━━ Information shown ━━

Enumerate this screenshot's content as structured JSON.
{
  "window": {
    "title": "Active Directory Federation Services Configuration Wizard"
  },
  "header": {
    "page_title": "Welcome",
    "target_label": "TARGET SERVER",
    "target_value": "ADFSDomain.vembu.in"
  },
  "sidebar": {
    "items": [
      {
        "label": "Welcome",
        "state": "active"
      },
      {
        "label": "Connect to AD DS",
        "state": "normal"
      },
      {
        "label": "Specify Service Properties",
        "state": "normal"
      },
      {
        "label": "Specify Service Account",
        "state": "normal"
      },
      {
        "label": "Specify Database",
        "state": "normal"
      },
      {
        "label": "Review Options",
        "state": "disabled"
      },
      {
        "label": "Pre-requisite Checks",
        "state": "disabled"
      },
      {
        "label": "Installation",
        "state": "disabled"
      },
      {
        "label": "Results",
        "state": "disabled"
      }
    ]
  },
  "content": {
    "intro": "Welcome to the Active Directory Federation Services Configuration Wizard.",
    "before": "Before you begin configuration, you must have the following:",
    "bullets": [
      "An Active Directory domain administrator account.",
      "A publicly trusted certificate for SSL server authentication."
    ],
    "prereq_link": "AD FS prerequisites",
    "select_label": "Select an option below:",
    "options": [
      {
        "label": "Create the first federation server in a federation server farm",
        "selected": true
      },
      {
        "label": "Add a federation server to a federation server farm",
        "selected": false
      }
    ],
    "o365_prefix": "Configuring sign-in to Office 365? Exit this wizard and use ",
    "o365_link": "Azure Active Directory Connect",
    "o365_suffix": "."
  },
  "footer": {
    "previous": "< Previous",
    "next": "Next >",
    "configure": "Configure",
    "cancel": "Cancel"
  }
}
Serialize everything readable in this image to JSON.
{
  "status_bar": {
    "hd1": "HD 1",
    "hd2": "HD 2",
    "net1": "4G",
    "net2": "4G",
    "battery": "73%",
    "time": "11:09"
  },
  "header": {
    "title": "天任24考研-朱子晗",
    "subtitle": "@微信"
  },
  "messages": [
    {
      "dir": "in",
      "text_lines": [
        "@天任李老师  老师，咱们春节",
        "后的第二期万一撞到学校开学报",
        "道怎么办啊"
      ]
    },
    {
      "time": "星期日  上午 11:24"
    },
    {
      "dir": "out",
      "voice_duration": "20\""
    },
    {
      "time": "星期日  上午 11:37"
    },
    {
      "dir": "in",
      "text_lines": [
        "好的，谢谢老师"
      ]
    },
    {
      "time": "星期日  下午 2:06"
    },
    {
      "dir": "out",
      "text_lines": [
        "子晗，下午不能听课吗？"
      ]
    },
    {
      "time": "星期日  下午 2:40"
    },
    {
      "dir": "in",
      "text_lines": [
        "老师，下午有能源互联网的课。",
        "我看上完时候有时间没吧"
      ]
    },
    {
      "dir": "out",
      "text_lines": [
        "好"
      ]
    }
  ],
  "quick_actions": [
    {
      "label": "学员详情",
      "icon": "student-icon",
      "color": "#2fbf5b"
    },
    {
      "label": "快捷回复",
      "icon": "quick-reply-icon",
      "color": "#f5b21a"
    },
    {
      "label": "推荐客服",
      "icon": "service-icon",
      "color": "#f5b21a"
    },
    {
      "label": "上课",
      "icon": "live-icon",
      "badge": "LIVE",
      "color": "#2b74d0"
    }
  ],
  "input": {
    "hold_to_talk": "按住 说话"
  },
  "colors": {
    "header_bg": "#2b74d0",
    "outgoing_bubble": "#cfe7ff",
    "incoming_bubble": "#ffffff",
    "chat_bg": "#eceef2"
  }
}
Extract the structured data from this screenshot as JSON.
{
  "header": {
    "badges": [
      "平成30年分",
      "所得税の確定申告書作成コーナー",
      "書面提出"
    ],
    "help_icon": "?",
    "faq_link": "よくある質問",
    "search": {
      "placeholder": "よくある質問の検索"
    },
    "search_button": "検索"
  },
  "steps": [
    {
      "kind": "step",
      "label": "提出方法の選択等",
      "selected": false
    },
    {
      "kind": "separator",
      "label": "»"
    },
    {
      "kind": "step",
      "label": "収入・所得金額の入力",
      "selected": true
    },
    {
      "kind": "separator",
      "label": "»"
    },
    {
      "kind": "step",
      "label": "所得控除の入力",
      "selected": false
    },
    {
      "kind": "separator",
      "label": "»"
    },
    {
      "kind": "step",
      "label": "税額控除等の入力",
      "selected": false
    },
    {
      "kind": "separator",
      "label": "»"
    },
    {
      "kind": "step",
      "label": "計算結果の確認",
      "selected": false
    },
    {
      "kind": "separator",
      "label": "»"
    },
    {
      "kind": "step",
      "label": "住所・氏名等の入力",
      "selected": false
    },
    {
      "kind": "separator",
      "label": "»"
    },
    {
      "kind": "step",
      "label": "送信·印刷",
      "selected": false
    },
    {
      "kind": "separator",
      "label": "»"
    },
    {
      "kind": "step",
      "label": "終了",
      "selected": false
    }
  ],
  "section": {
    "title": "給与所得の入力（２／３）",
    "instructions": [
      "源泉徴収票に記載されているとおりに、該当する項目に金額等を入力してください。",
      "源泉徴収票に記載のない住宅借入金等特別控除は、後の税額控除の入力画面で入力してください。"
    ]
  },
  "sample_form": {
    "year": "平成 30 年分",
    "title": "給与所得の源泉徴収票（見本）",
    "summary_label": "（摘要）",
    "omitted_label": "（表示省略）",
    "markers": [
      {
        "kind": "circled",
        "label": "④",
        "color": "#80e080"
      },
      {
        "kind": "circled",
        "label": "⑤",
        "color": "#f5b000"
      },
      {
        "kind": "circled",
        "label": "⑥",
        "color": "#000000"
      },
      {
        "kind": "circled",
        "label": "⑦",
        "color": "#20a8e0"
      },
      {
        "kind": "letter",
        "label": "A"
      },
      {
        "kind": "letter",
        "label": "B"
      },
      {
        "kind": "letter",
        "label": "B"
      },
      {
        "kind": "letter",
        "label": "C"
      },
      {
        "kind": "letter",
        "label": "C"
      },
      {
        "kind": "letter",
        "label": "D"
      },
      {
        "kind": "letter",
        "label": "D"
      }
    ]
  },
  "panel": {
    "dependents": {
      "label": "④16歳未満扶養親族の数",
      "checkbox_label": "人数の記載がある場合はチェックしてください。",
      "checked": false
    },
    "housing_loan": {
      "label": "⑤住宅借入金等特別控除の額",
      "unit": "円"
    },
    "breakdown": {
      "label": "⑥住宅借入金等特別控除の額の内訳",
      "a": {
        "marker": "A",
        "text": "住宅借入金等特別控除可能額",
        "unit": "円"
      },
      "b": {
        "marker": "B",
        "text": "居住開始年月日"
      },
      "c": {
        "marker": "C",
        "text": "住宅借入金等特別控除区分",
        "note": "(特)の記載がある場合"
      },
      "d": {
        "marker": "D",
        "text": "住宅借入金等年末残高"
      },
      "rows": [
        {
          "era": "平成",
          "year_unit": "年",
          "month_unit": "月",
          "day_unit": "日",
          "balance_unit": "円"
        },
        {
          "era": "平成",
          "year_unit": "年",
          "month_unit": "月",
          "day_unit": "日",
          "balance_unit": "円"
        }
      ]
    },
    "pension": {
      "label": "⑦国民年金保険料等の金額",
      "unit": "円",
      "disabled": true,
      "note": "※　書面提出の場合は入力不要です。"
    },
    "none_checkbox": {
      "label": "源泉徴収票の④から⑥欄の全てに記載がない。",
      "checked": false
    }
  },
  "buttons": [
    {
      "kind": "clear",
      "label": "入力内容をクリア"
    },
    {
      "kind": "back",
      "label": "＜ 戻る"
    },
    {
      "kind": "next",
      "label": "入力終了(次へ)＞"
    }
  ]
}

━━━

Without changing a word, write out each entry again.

# Reply to the task
Enumerate this screenshot's content as structured JSON.
{
  "window": {
    "title": "Active Directory Federation Services Configuration Wizard"
  },
  "header": {
    "page_title": "Welcome",
    "target_label": "TARGET SERVER",
    "target_value": "ADFSDomain.vembu.in"
  },
  "sidebar": {
    "items": [
      {
        "label": "Welcome",
        "state": "active"
      },
      {
        "label": "Connect to AD DS",
        "state": "normal"
      },
      {
        "label": "Specify Service Properties",
        "state": "normal"
      },
      {
        "label": "Specify Service Account",
        "state": "normal"
      },
      {
        "label": "Specify Database",
        "state": "normal"
      },
      {
        "label": "Review Options",
        "state": "disabled"
      },
      {
        "label": "Pre-requisite Checks",
        "state": "disabled"
      },
      {
        "label": "Installation",
        "state": "disabled"
      },
      {
        "label": "Results",
        "state": "disabled"
      }
    ]
  },
  "content": {
    "intro": "Welcome to the Active Directory Federation Services Configuration Wizard.",
    "before": "Before you begin configuration, you must have the following:",
    "bullets": [
      "An Active Directory domain administrator account.",
      "A publicly trusted certificate for SSL server authentication."
    ],
    "prereq_link": "AD FS prerequisites",
    "select_label": "Select an option below:",
    "options": [
      {
        "label": "Create the first federation server in a federation server farm",
        "selected": true
      },
      {
        "label": "Add a federation server to a federation server farm",
        "selected": false
      }
    ],
    "o365_prefix": "Configuring sign-in to Office 365? Exit this wizard and use ",
    "o365_link": "Azure Active Directory Connect",
    "o365_suffix": "."
  },
  "footer": {
    "previous": "< Previous",
    "next": "Next >",
    "configure": "Configure",
    "cancel": "Cancel"
  }
}
Serialize everything readable in this image to JSON.
{
  "status_bar": {
    "hd1": "HD 1",
    "hd2": "HD 2",
    "net1": "4G",
    "net2": "4G",
    "battery": "73%",
    "time": "11:09"
  },
  "header": {
    "title": "天任24考研-朱子晗",
    "subtitle": "@微信"
  },
  "messages": [
    {
      "dir": "in",
      "text_lines": [
        "@天任李老师  老师，咱们春节",
        "后的第二期万一撞到学校开学报",
        "道怎么办啊"
      ]
    },
    {
      "time": "星期日  上午 11:24"
    },
    {
      "dir": "out",
      "voice_duration": "20\""
    },
    {
      "time": "星期日  上午 11:37"
    },
    {
      "dir": "in",
      "text_lines": [
        "好的，谢谢老师"
      ]
    },
    {
      "time": "星期日  下午 2:06"
    },
    {
      "dir": "out",
      "text_lines": [
        "子晗，下午不能听课吗？"
      ]
    },
    {
      "time": "星期日  下午 2:40"
    },
    {
      "dir": "in",
      "text_lines": [
        "老师，下午有能源互联网的课。",
        "我看上完时候有时间没吧"
      ]
    },
    {
      "dir": "out",
      "text_lines": [
        "好"
      ]
    }
  ],
  "quick_actions": [
    {
      "label": "学员详情",
      "icon": "student-icon",
      "color": "#2fbf5b"
    },
    {
      "label": "快捷回复",
      "icon": "quick-reply-icon",
      "color": "#f5b21a"
    },
    {
      "label": "推荐客服",
      "icon": "service-icon",
      "color": "#f5b21a"
    },
    {
      "label": "上课",
      "icon": "live-icon",
      "badge": "LIVE",
      "color": "#2b74d0"
    }
  ],
  "input": {
    "hold_to_talk": "按住 说话"
  },
  "colors": {
    "header_bg": "#2b74d0",
    "outgoing_bubble": "#cfe7ff",
    "incoming_bubble": "#ffffff",
    "chat_bg": "#eceef2"
  }
}
Extract the structured data from this screenshot as JSON.
{
  "header": {
    "badges": [
      "平成30年分",
      "所得税の確定申告書作成コーナー",
      "書面提出"
    ],
    "help_icon": "?",
    "faq_link": "よくある質問",
    "search": {
      "placeholder": "よくある質問の検索"
    },
    "search_button": "検索"
  },
  "steps": [
    {
      "kind": "step",
      "label": "提出方法の選択等",
      "selected": false
    },
    {
      "kind": "separator",
      "label": "»"
    },
    {
      "kind": "step",
      "label": "収入・所得金額の入力",
      "selected": true
    },
    {
      "kind": "separator",
      "label": "»"
    },
    {
      "kind": "step",
      "label": "所得控除の入力",
      "selected": false
    },
    {
      "kind": "separator",
      "label": "»"
    },
    {
      "kind": "step",
      "label": "税額控除等の入力",
      "selected": false
    },
    {
      "kind": "separator",
      "label": "»"
    },
    {
      "kind": "step",
      "label": "計算結果の確認",
      "selected": false
    },
    {
      "kind": "separator",
      "label": "»"
    },
    {
      "kind": "step",
      "label": "住所・氏名等の入力",
      "selected": false
    },
    {
      "kind": "separator",
      "label": "»"
    },
    {
      "kind": "step",
      "label": "送信·印刷",
      "selected": false
    },
    {
      "kind": "separator",
      "label": "»"
    },
    {
      "kind": "step",
      "label": "終了",
      "selected": false
    }
  ],
  "section": {
    "title": "給与所得の入力（２／３）",
    "instructions": [
      "源泉徴収票に記載されているとおりに、該当する項目に金額等を入力してください。",
      "源泉徴収票に記載のない住宅借入金等特別控除は、後の税額控除の入力画面で入力してください。"
    ]
  },
  "sample_form": {
    "year": "平成 30 年分",
    "title": "給与所得の源泉徴収票（見本）",
    "summary_label": "（摘要）",
    "omitted_label": "（表示省略）",
    "markers": [
      {
        "kind": "circled",
        "label": "④",
        "color": "#80e080"
      },
      {
        "kind": "circled",
        "label": "⑤",
        "color": "#f5b000"
      },
      {
        "kind": "circled",
        "label": "⑥",
        "color": "#000000"
      },
      {
        "kind": "circled",
        "label": "⑦",
        "color": "#20a8e0"
      },
      {
        "kind": "letter",
        "label": "A"
      },
      {
        "kind": "letter",
        "label": "B"
      },
      {
        "kind": "letter",
        "label": "B"
      },
      {
        "kind": "letter",
        "label": "C"
      },
      {
        "kind": "letter",
        "label": "C"
      },
      {
        "kind": "letter",
        "label": "D"
      },
      {
        "kind": "letter",
        "label": "D"
      }
    ]
  },
  "panel": {
    "dependents": {
      "label": "④16歳未満扶養親族の数",
      "checkbox_label": "人数の記載がある場合はチェックしてください。",
      "checked": false
    },
    "housing_loan": {
      "label": "⑤住宅借入金等特別控除の額",
      "unit": "円"
    },
    "breakdown": {
      "label": "⑥住宅借入金等特別控除の額の内訳",
      "a": {
        "marker": "A",
        "text": "住宅借入金等特別控除可能額",
        "unit": "円"
      },
      "b": {
        "marker": "B",
        "text": "居住開始年月日"
      },
      "c": {
        "marker": "C",
        "text": "住宅借入金等特別控除区分",
        "note": "(特)の記載がある場合"
      },
      "d": {
        "marker": "D",
        "text": "住宅借入金等年末残高"
      },
      "rows": [
        {
          "era": "平成",
          "year_unit": "年",
          "month_unit": "月",
          "day_unit": "日",
          "balance_unit": "円"
        },
        {
          "era": "平成",
          "year_unit": "年",
          "month_unit": "月",
          "day_unit": "日",
          "balance_unit": "円"
        }
      ]
    },
    "pension": {
      "label": "⑦国民年金保険料等の金額",
      "unit": "円",
      "disabled": true,
      "note": "※　書面提出の場合は入力不要です。"
    },
    "none_checkbox": {
      "label": "源泉徴収票の④から⑥欄の全てに記載がない。",
      "checked": false
    }
  },
  "buttons": [
    {
      "kind": "clear",
      "label": "入力内容をクリア"
    },
    {
      "kind": "back",
      "label": "＜ 戻る"
    },
    {
      "kind": "next",
      "label": "入力終了(次へ)＞"
    }
  ]
}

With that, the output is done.